The untouchables in India are told that they deserve to be treated as outcasts because of their karma from bad deeds done in a previous life. Of course, in reality, they are no more or less deserving than any other human being of a good life but as long as they believe that they deserve their station in life they are less likely to agitate for changes that will impact the wealth of the ruling class.
In the US we're told that an all-powerful, all-seeing, perfectly impartial free market gives everyone the wealth they deserve due to their own efforts. So if you're poor it's because you deserve to be poor and if I'm rich it's because I deserve to be rich. So you're more likely to accept your place in the Status Quo than if you believed that the division of wealth was more a function of an individual's political power and ability to participate in various crony-capitalist schemes.
In all cases a social control myth is an idea designed to affect the behavior of the people who believe it to the benefit of the people who are promulgating that idea.
I had a devil of a time understanding economics until I understood that 95% of what gets said in the name of economics is a social control myth rather than science. Economics is actually pretty straightforward to understand once you strip out all the propaganda, self-serving rationalizations, wish-fulfillment and outright misinformation that passes for analysis these days.
There are two key social control myths in America: one, that everyone is equal before the law, and two, that similar fundamental opportunities are available to all.

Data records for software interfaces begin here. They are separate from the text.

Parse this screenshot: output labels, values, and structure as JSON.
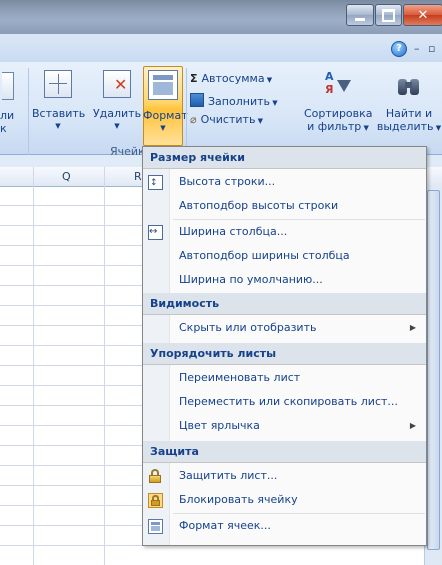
{
  "titlebar": {
    "minimize_icon": "minimize-icon",
    "maximize_icon": "maximize-icon",
    "close_icon": "close-icon"
  },
  "ribbon_top": {
    "help_icon": "help-icon"
  },
  "ribbon": {
    "partial_left_label_1": "ли",
    "partial_left_label_2": "к",
    "insert_label": "Вставить",
    "delete_label": "Удалить",
    "format_label": "Формат",
    "cells_group": "Ячейки",
    "autosum_label": "Автосумма",
    "fill_label": "Заполнить",
    "clear_label": "Очистить",
    "sort_label_1": "Сортировка",
    "sort_label_2": "и фильтр",
    "find_label_1": "Найти и",
    "find_label_2": "выделить"
  },
  "columns": [
    "Q",
    "R"
  ],
  "menu": {
    "sections": [
      {
        "header": "Размер ячейки",
        "items": [
          {
            "label": "Высота строки...",
            "icon": "row-height-icon"
          },
          {
            "label": "Автоподбор высоты строки",
            "icon": ""
          },
          {
            "label": "Ширина столбца...",
            "icon": "column-width-icon"
          },
          {
            "label": "Автоподбор ширины столбца",
            "icon": ""
          },
          {
            "label": "Ширина по умолчанию...",
            "icon": ""
          }
        ]
      },
      {
        "header": "Видимость",
        "items": [
          {
            "label": "Скрыть или отобразить",
            "icon": "",
            "submenu": true
          }
        ]
      },
      {
        "header": "Упорядочить листы",
        "items": [
          {
            "label": "Переименовать лист",
            "icon": ""
          },
          {
            "label": "Переместить или скопировать лист...",
            "icon": ""
          },
          {
            "label": "Цвет ярлычка",
            "icon": "",
            "submenu": true
          }
        ]
      },
      {
        "header": "Защита",
        "items": [
          {
            "label": "Защитить лист...",
            "icon": "protect-sheet-icon"
          },
          {
            "label": "Блокировать ячейку",
            "icon": "lock-cell-icon"
          },
          {
            "label": "Формат ячеек...",
            "icon": "format-cells-icon"
          }
        ]
      }
    ]
  }
}
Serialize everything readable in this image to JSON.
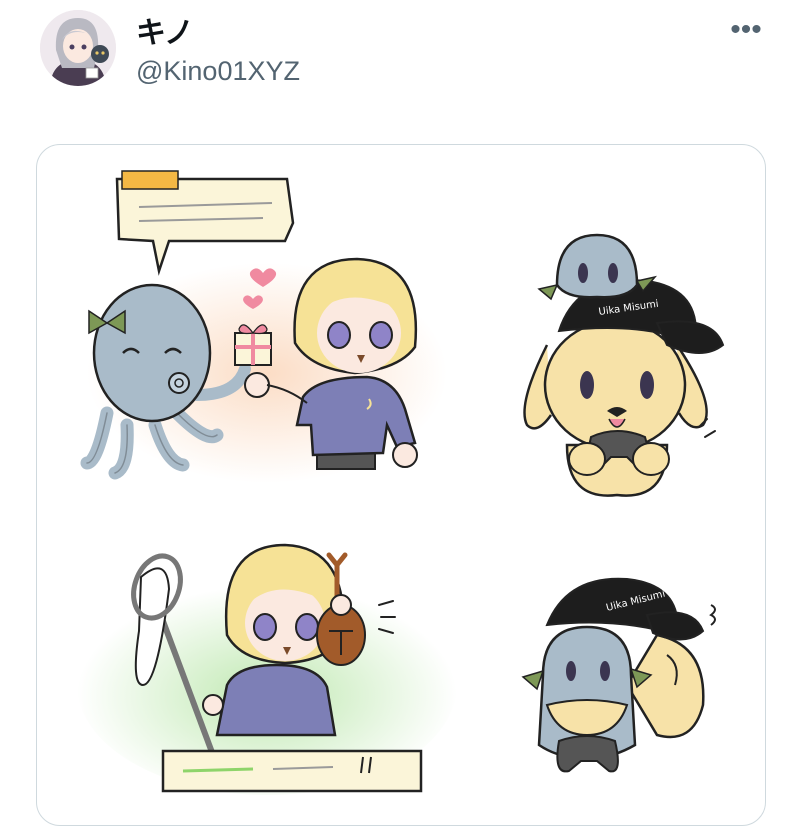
{
  "tweet": {
    "display_name": "キノ",
    "handle": "@Kino01XYZ",
    "more_label": "•••",
    "avatar_icon": "user-avatar-icon"
  },
  "media": {
    "cap_text": "Uika Misumi",
    "colors": {
      "blonde": "#f6e296",
      "shirt": "#7d7fb6",
      "ghost": "#a9bbc9",
      "dog": "#f7e2a8",
      "cap": "#1d1d1d",
      "bow": "#7d9856",
      "heart": "#f08aa0"
    }
  }
}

Using the Socratic method, let's see if these hypotheses are true or false.

5 comments:

nomad said...

"
Correspondent Kathy K. recently elucidated a powerful concept: social fractals. We typically think of fractals--structures that are scale-invariant--as features of Nature or finance. For example, a coastline has the same characteristically ragged appearance from 100 feet, 1,000 feet and 10,000 feet in altitude. It is scale-invariant, i.e. its characteristics remain constant whether it is viewed on a small, medium or large scale."

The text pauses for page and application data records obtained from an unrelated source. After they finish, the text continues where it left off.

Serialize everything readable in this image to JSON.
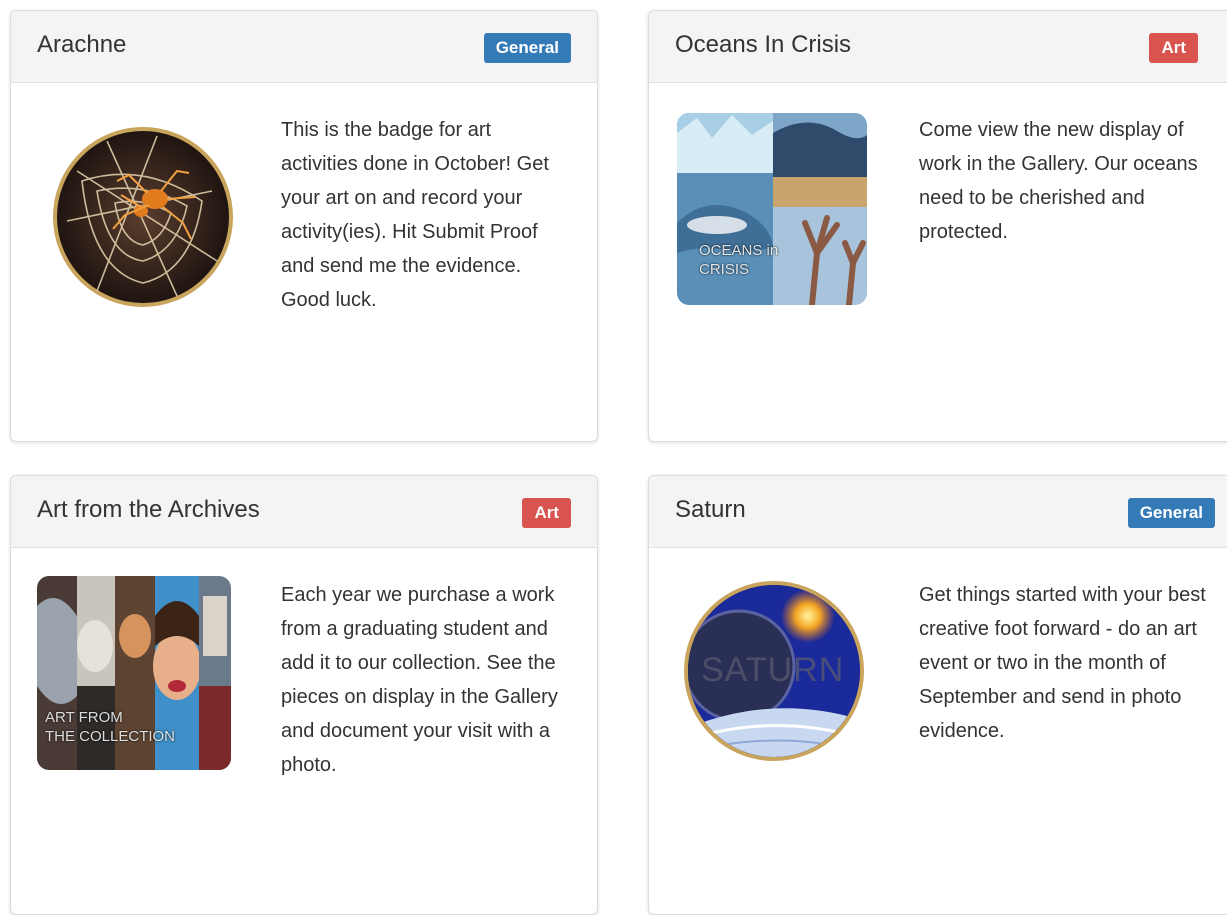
{
  "cards": [
    {
      "title": "Arachne",
      "badge": "General",
      "badge_color": "#337ab7",
      "image_icon": "spider-web-icon",
      "description": "This is the badge for art activities done in October! Get your art on and record your activity(ies). Hit Submit Proof and send me the evidence. Good luck."
    },
    {
      "title": "Oceans In Crisis",
      "badge": "Art",
      "badge_color": "#d9534f",
      "image_icon": "ocean-collage-icon",
      "image_caption_line1": "OCEANS in",
      "image_caption_line2": "CRISIS",
      "description": "Come view the new display of work in the Gallery. Our oceans need to be cherished and protected."
    },
    {
      "title": "Art from the Archives",
      "badge": "Art",
      "badge_color": "#d9534f",
      "image_icon": "portrait-collage-icon",
      "image_caption_line1": "ART FROM",
      "image_caption_line2": "THE COLLECTION",
      "description": "Each year we purchase a work from a graduating student and add it to our collection. See the pieces on display in the Gallery and document your visit with a photo."
    },
    {
      "title": "Saturn",
      "badge": "General",
      "badge_color": "#337ab7",
      "image_icon": "planet-icon",
      "image_caption_line1": "SATURN",
      "description": "Get things started with your best creative foot forward - do an art event or two in the month of September and send in photo evidence."
    }
  ]
}
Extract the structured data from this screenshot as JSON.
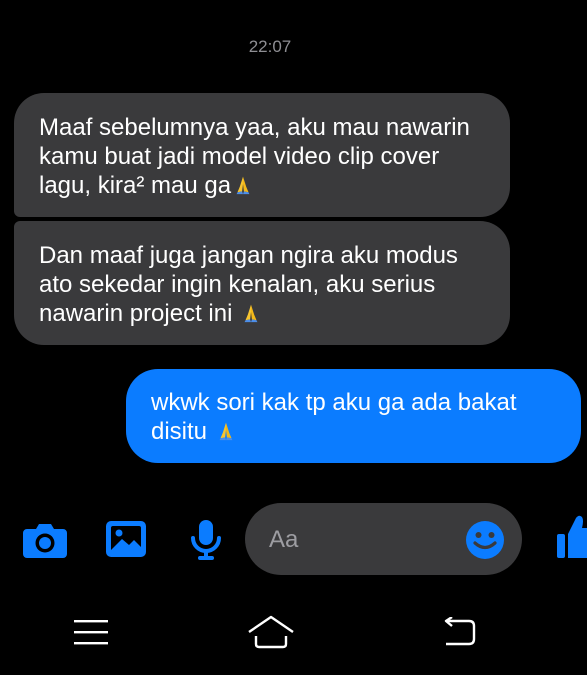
{
  "chat": {
    "timestamp": "22:07",
    "messages": [
      {
        "side": "incoming",
        "text": "Maaf sebelumnya yaa, aku mau nawarin kamu buat jadi model video clip cover lagu, kira² mau ga",
        "emoji": "folded-hands"
      },
      {
        "side": "incoming",
        "text": "Dan maaf juga jangan ngira aku modus ato sekedar ingin kenalan, aku serius nawarin project ini ",
        "emoji": "folded-hands"
      },
      {
        "side": "outgoing",
        "text": "wkwk sori kak tp aku ga ada bakat disitu ",
        "emoji": "folded-hands"
      }
    ]
  },
  "composer": {
    "placeholder": "Aa",
    "tools": [
      "camera-icon",
      "gallery-icon",
      "microphone-icon"
    ],
    "emoji_button": "smiley-icon",
    "send_button": "thumbs-up-icon"
  },
  "navigation": {
    "buttons": [
      "menu-icon",
      "home-icon",
      "back-icon"
    ]
  },
  "colors": {
    "background": "#000000",
    "incoming_bubble": "#3a3a3c",
    "outgoing_bubble": "#0b7cff",
    "accent": "#0b7cff",
    "timestamp": "#8e8e93"
  }
}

This is a powerful concept. Something I have thought about. How the dysfunction of smaller social units, like families, reflect the dysfunction of society at large. A great way of conceptualizing it.

DD said...

Charles is a neat guy, he bought me breakfast in Oakland last year. He's got an "in" to Occupy as well, though his view of it is a little pessimistic.

Makheru Bradley said...

Whitney Houston dead at 48.

nanakwame said...

Branches…Reaching at clear blue sky –Grasping rituals/With one called Whitney/Going Back...© kac

CNu said...

Pipecock...Sucking on clear glass stem -GetHigh rituals/With one called Bobby/Schmoking Crack...

Golddigger Prank Exegesis....,